The bill for the $2.5 billion Durham-Orange light-rail transit project could be paid by 2062, a GoTriangle representative said Tuesday.
Project manager Danny Rogers updated the Orange County Board of Commissioners on the project’s latest financial plan, submitted Dec. 30 to the Federal Transit Administration’s New Starts grant program. GoTriangle could learn in February whether to start the project’s engineering phase.
Construction of the 17.7-mile rail line – from UNC Hospitals to N.C. Central University in Durham – could start in 2020 if the project stays on track. The estimated cost includes the rail system, stations, interest on debt payments and potential development projects, such as affordable housing.
The commissioners will discuss the updated plan at a Feb. 16 work session. A final draft of the plan is expected by March, and the commissioners could consider approving the updated plan in April.
Rogers said the new plan better matches when money will be available to pay for the project and spreads out the debt financing to complete it. The FTA still could pay half of the project cost, and the state is expected to pay 10 percent.
Durham and Orange counties would be responsible for about $990 million, roughly $227 million of which could be paid with existing revenues from the half-cent transit sales tax, registration fees, car rental taxes and in-kind land donations.
Another $698.6 million – plus up to $236 million more to help manage cash flow – could be financed using short-term loans and longer-term, low-interest federal TIFIA loans.
The debt would be paid back as federal money comes in and with future sales tax revenues and fees, Rogers said. The counties could repay the debt more quickly, he said, but the extra income could be better spent on other light-rail costs.
That doesn’t mean GoTriangle has stopped working with its partners to find other resources, Rogers said, but they don’t expect to need more local money unless there’s a snag, such as lower than expected sales tax revenues or state funding.
Commissioner Earl McKee questioned how GoTriangle could ask for up to $175 million more from Durham and Orange counties in early December and return less than 30 days later with another option.
“I have a queasy feeling I’m living in Alice in Wonderland, that it’s all numbers, and that I can’t grasp these numbers,” McKee said.
GoTriangle officials have continued to work on the project financing, Rogers responded.
The financial advisers “had just been on briefly at that point. We said this is where we are at this point; this is what we need. We have to go to FTA, and we have to share with them information to go forward,” he said.
“We had to come through and talk to you at that point to make our schedule and keep this project moving forward. That means we’re not going to stop trying to make it better, which is what I think we’ve done, is make it better.”
McKee later asked the board to rescind its December agreement to help find more local money but didn’t get any support.
Orange County has since hired its own consultant to look at the numbers and plans to talk with Durham about changing the local funding formula.
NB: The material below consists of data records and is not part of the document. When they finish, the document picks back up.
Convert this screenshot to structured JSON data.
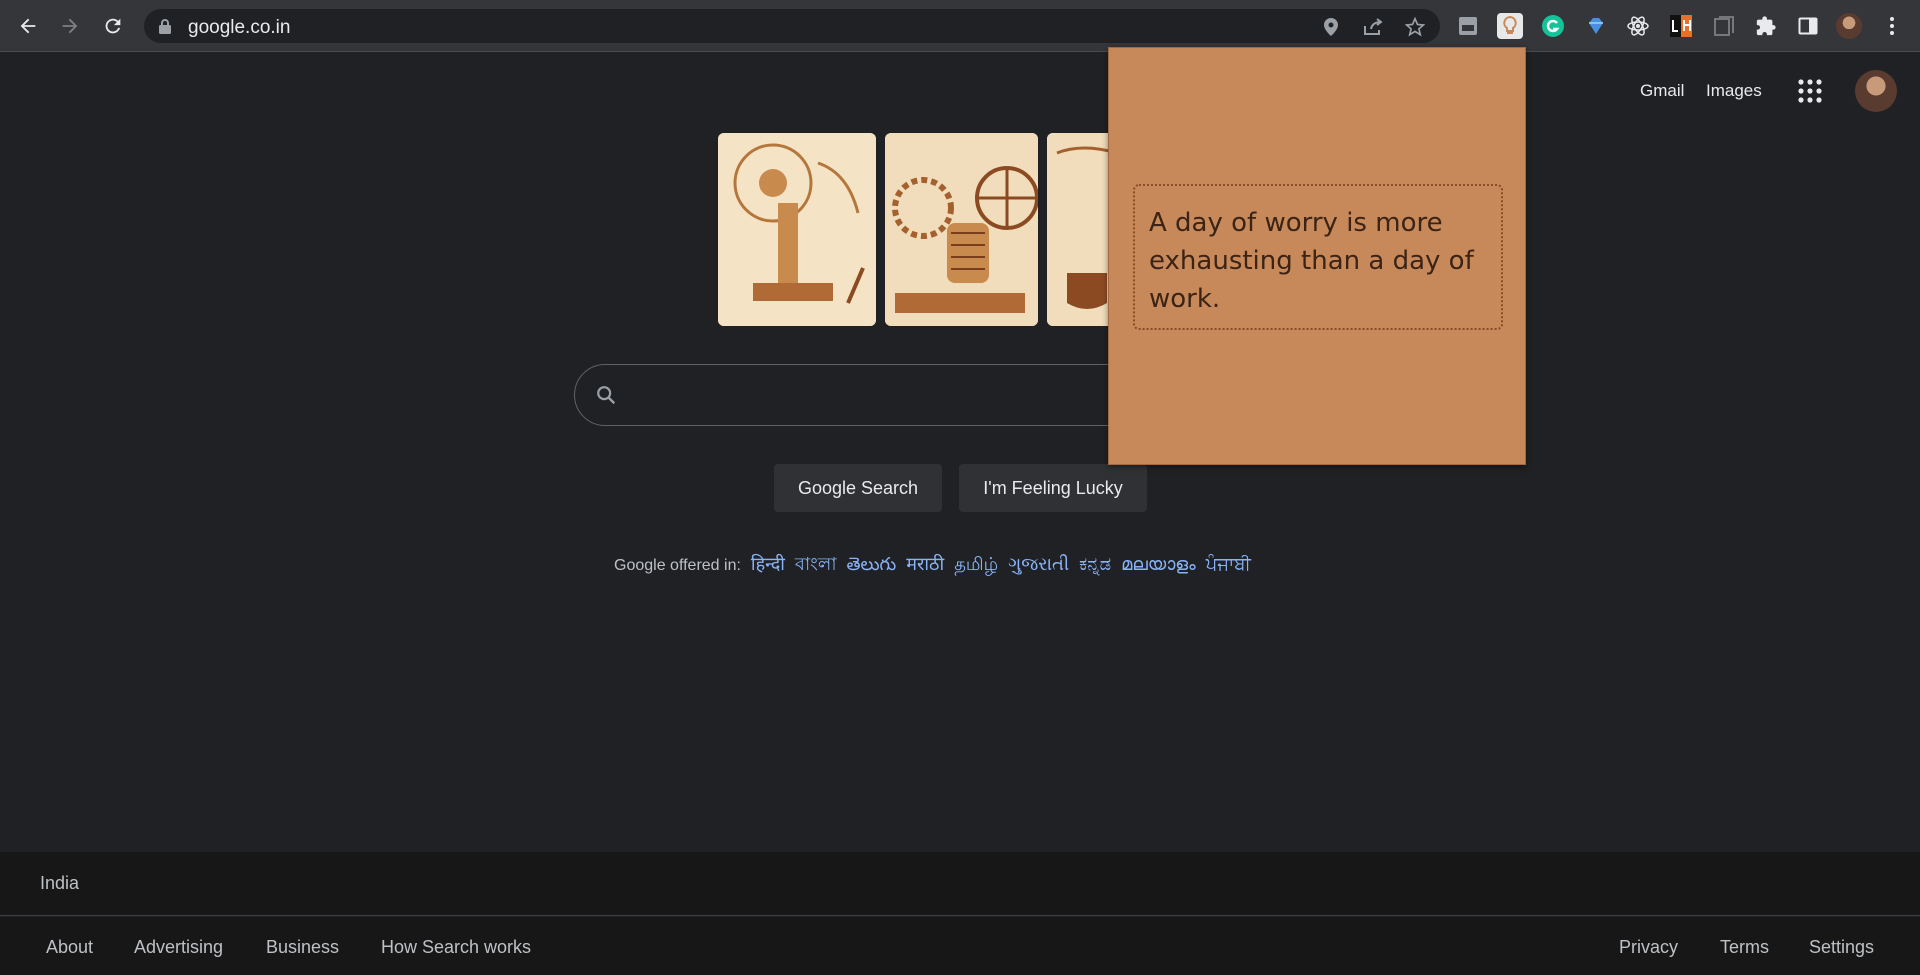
{
  "browser": {
    "url": "google.co.in",
    "icons": [
      "back-icon",
      "forward-icon",
      "reload-icon",
      "lock-icon",
      "location-icon",
      "share-icon",
      "bookmark-star-icon",
      "extensions-icon",
      "side-panel-icon",
      "menu-icon"
    ]
  },
  "header": {
    "gmail": "Gmail",
    "images": "Images"
  },
  "search": {
    "google_search": "Google Search",
    "feeling_lucky": "I'm Feeling Lucky"
  },
  "languages": {
    "label": "Google offered in:",
    "items": [
      "हिन्दी",
      "বাংলা",
      "తెలుగు",
      "मराठी",
      "தமிழ்",
      "ગુજરાતી",
      "ಕನ್ನಡ",
      "മലയാളം",
      "ਪੰਜਾਬੀ"
    ]
  },
  "popup": {
    "quote": "A day of worry is more exhausting than a day of work."
  },
  "footer": {
    "country": "India",
    "left_links": [
      "About",
      "Advertising",
      "Business",
      "How Search works"
    ],
    "right_links": [
      "Privacy",
      "Terms",
      "Settings"
    ]
  },
  "colors": {
    "page_bg": "#202124",
    "popup_bg": "#c8895a",
    "link": "#8ab4f8"
  }
}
Orange County now pays 23 percent of the local cost, based on its share of the light-rail line.
Commissioner Mark Marcoplos said he wants to see more information at a future meeting about the environmental effects, costs and other details of light-rail transit vs. bus-rapid transit, or BRT.
Hillsborough resident Bonnie Hauser is among those advocating to use the light-rail money for a BRT system, which gives high-capacity buses priority at traffic signals or puts them in dedicated lanes to be more efficient.
BRT will serve thousands of riders and be completed in a few years, Hauser said. Contrary to concerns about higher BRT costs – the project’s cost has tripled since 2012 – it’s still a fraction of LRT costs, she said.
“Since this project began in 2012, trains are now slower, less frequent and a lot more expensive. Shouldn’t Orange County be considering bus-rapid transit as an alternative for the Durham-Orange corridor? We’d have service a lot faster, a lot sooner, and it would free up funds for transportation throughout county,” she said.
BRT reinforces highway use and “less livable” urban design, Chapel Hill resident Tom Farmer said. Light rail “doesn’t choke our roadways; it doesn’t pollute our air and doesn’t consume our open spaces,” he said.
“In December and again tonight, Commissioner McKee asked when this project was going to cost $3 billion. It will reach that number if we delay, only to realize later that our economic future and access to jobs require efficient, high-capacity transit,” Farmer said.
Commissioners Chairman Mark Dorosin said the board expects regular updates from GoTriangle this year.
“There’s a lot of strong feelings in the community about this, but I think ... everybody has some really important shared goals, which is getting all the information possible and having it conveyed – both to us on the board and in the community – in the most clear, the most accessible and the most understandable way possible,” he said, “so that the decisions that we all have to make around this are based on a shared and reasonable set of facts and assumptions.”